§ **Task details**
Pictures are not part of the copy; repeat everything else in the records exactly.

*** Opening Data under study ***

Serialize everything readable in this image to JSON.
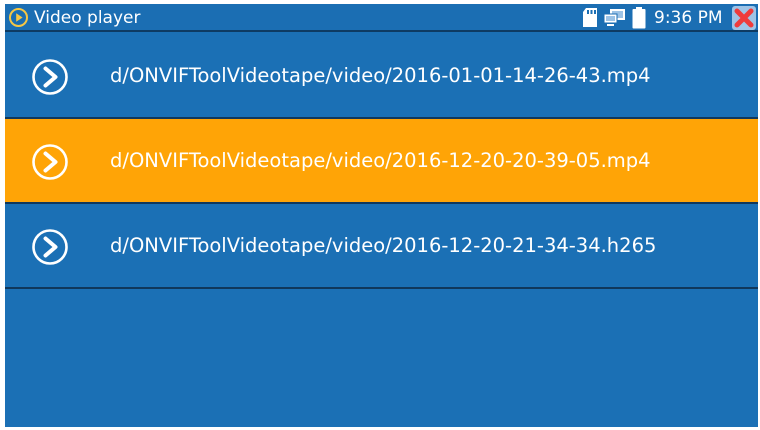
{
  "app": {
    "title": "Video player"
  },
  "status": {
    "time": "9:36 PM"
  },
  "colors": {
    "background": "#1b70b5",
    "selected": "#ffa406",
    "close": "#ef3b3b",
    "divider": "#10385c"
  },
  "icons": {
    "app": "play-circle-icon",
    "storage": "sd-card-icon",
    "network": "network-icon",
    "battery": "battery-icon",
    "close": "close-icon",
    "row": "play-arrow-icon"
  },
  "files": [
    {
      "name": "d/ONVIFToolVideotape/video/2016-01-01-14-26-43.mp4",
      "selected": false
    },
    {
      "name": "d/ONVIFToolVideotape/video/2016-12-20-20-39-05.mp4",
      "selected": true
    },
    {
      "name": "d/ONVIFToolVideotape/video/2016-12-20-21-34-34.h265",
      "selected": false
    }
  ]
}
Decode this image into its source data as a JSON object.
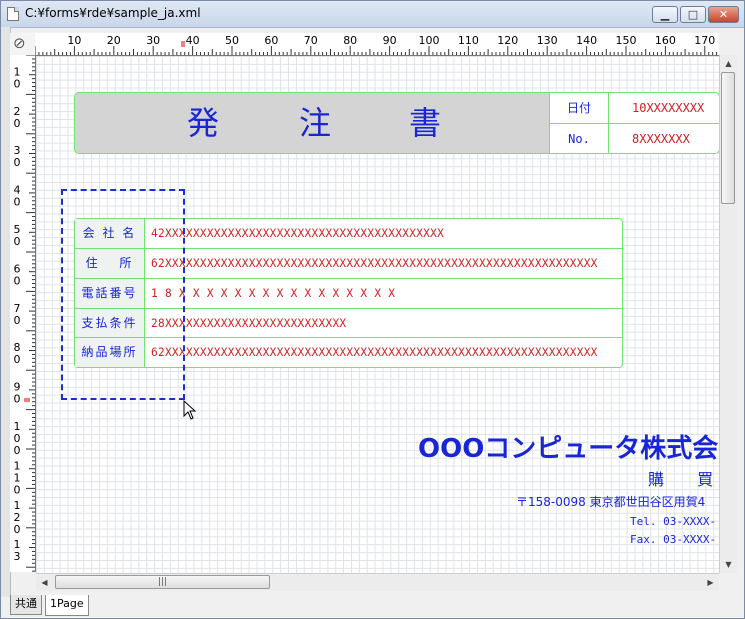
{
  "window": {
    "title": "C:¥forms¥rde¥sample_ja.xml",
    "min_label": "▁",
    "max_label": "□",
    "close_label": "✕"
  },
  "ruler": {
    "h_labels": [
      "10",
      "20",
      "30",
      "40",
      "50",
      "60",
      "70",
      "80",
      "90",
      "100",
      "110",
      "120",
      "130",
      "140",
      "150",
      "160",
      "170"
    ],
    "v_labels": [
      [
        "1",
        "0"
      ],
      [
        "2",
        "0"
      ],
      [
        "3",
        "0"
      ],
      [
        "4",
        "0"
      ],
      [
        "5",
        "0"
      ],
      [
        "6",
        "0"
      ],
      [
        "7",
        "0"
      ],
      [
        "8",
        "0"
      ],
      [
        "9",
        "0"
      ],
      [
        "1",
        "0",
        "0"
      ],
      [
        "1",
        "1",
        "0"
      ],
      [
        "1",
        "2",
        "0"
      ],
      [
        "1",
        "3"
      ]
    ]
  },
  "form": {
    "title_chars": [
      "発",
      "注",
      "書"
    ],
    "date_label": "日付",
    "date_value": "10XXXXXXXX",
    "no_label": "No.",
    "no_value": "8XXXXXXX",
    "rows": [
      {
        "label": "会 社 名",
        "value": "42XXXXXXXXXXXXXXXXXXXXXXXXXXXXXXXXXXXXXXXX"
      },
      {
        "label": "住　 所",
        "value": "62XXXXXXXXXXXXXXXXXXXXXXXXXXXXXXXXXXXXXXXXXXXXXXXXXXXXXXXXXXXXXX"
      },
      {
        "label": "電話番号",
        "value": "1 8 X X X X X X X X X X X X X X X X"
      },
      {
        "label": "支払条件",
        "value": "28XXXXXXXXXXXXXXXXXXXXXXXXXX"
      },
      {
        "label": "納品場所",
        "value": "62XXXXXXXXXXXXXXXXXXXXXXXXXXXXXXXXXXXXXXXXXXXXXXXXXXXXXXXXXXXXXX"
      }
    ],
    "company": "OOOコンピュータ株式会",
    "dept": "購 買",
    "address": "〒158-0098 東京都世田谷区用賀4",
    "tel": "Tel. 03-XXXX-",
    "fax": "Fax. 03-XXXX-"
  },
  "scroll": {
    "h_thumb_grip": "|||"
  },
  "tabs": [
    "共通",
    "1Page"
  ]
}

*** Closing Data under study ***

§ **Result below**
Serialize everything readable in this image to JSON.
{
  "app": {
    "title": "Video player"
  },
  "status": {
    "time": "9:36 PM"
  },
  "colors": {
    "background": "#1b70b5",
    "selected": "#ffa406",
    "close": "#ef3b3b",
    "divider": "#10385c"
  },
  "icons": {
    "app": "play-circle-icon",
    "storage": "sd-card-icon",
    "network": "network-icon",
    "battery": "battery-icon",
    "close": "close-icon",
    "row": "play-arrow-icon"
  },
  "files": [
    {
      "name": "d/ONVIFToolVideotape/video/2016-01-01-14-26-43.mp4",
      "selected": false
    },
    {
      "name": "d/ONVIFToolVideotape/video/2016-12-20-20-39-05.mp4",
      "selected": true
    },
    {
      "name": "d/ONVIFToolVideotape/video/2016-12-20-21-34-34.h265",
      "selected": false
    }
  ]
}
Decode this image into its source data as a JSON object.
{
  "window": {
    "title": "C:¥forms¥rde¥sample_ja.xml",
    "min_label": "▁",
    "max_label": "□",
    "close_label": "✕"
  },
  "ruler": {
    "h_labels": [
      "10",
      "20",
      "30",
      "40",
      "50",
      "60",
      "70",
      "80",
      "90",
      "100",
      "110",
      "120",
      "130",
      "140",
      "150",
      "160",
      "170"
    ],
    "v_labels": [
      [
        "1",
        "0"
      ],
      [
        "2",
        "0"
      ],
      [
        "3",
        "0"
      ],
      [
        "4",
        "0"
      ],
      [
        "5",
        "0"
      ],
      [
        "6",
        "0"
      ],
      [
        "7",
        "0"
      ],
      [
        "8",
        "0"
      ],
      [
        "9",
        "0"
      ],
      [
        "1",
        "0",
        "0"
      ],
      [
        "1",
        "1",
        "0"
      ],
      [
        "1",
        "2",
        "0"
      ],
      [
        "1",
        "3"
      ]
    ]
  },
  "form": {
    "title_chars": [
      "発",
      "注",
      "書"
    ],
    "date_label": "日付",
    "date_value": "10XXXXXXXX",
    "no_label": "No.",
    "no_value": "8XXXXXXX",
    "rows": [
      {
        "label": "会 社 名",
        "value": "42XXXXXXXXXXXXXXXXXXXXXXXXXXXXXXXXXXXXXXXX"
      },
      {
        "label": "住　 所",
        "value": "62XXXXXXXXXXXXXXXXXXXXXXXXXXXXXXXXXXXXXXXXXXXXXXXXXXXXXXXXXXXXXX"
      },
      {
        "label": "電話番号",
        "value": "1 8 X X X X X X X X X X X X X X X X"
      },
      {
        "label": "支払条件",
        "value": "28XXXXXXXXXXXXXXXXXXXXXXXXXX"
      },
      {
        "label": "納品場所",
        "value": "62XXXXXXXXXXXXXXXXXXXXXXXXXXXXXXXXXXXXXXXXXXXXXXXXXXXXXXXXXXXXXX"
      }
    ],
    "company": "OOOコンピュータ株式会",
    "dept": "購 買",
    "address": "〒158-0098 東京都世田谷区用賀4",
    "tel": "Tel. 03-XXXX-",
    "fax": "Fax. 03-XXXX-"
  },
  "scroll": {
    "h_thumb_grip": "|||"
  },
  "tabs": [
    "共通",
    "1Page"
  ]
}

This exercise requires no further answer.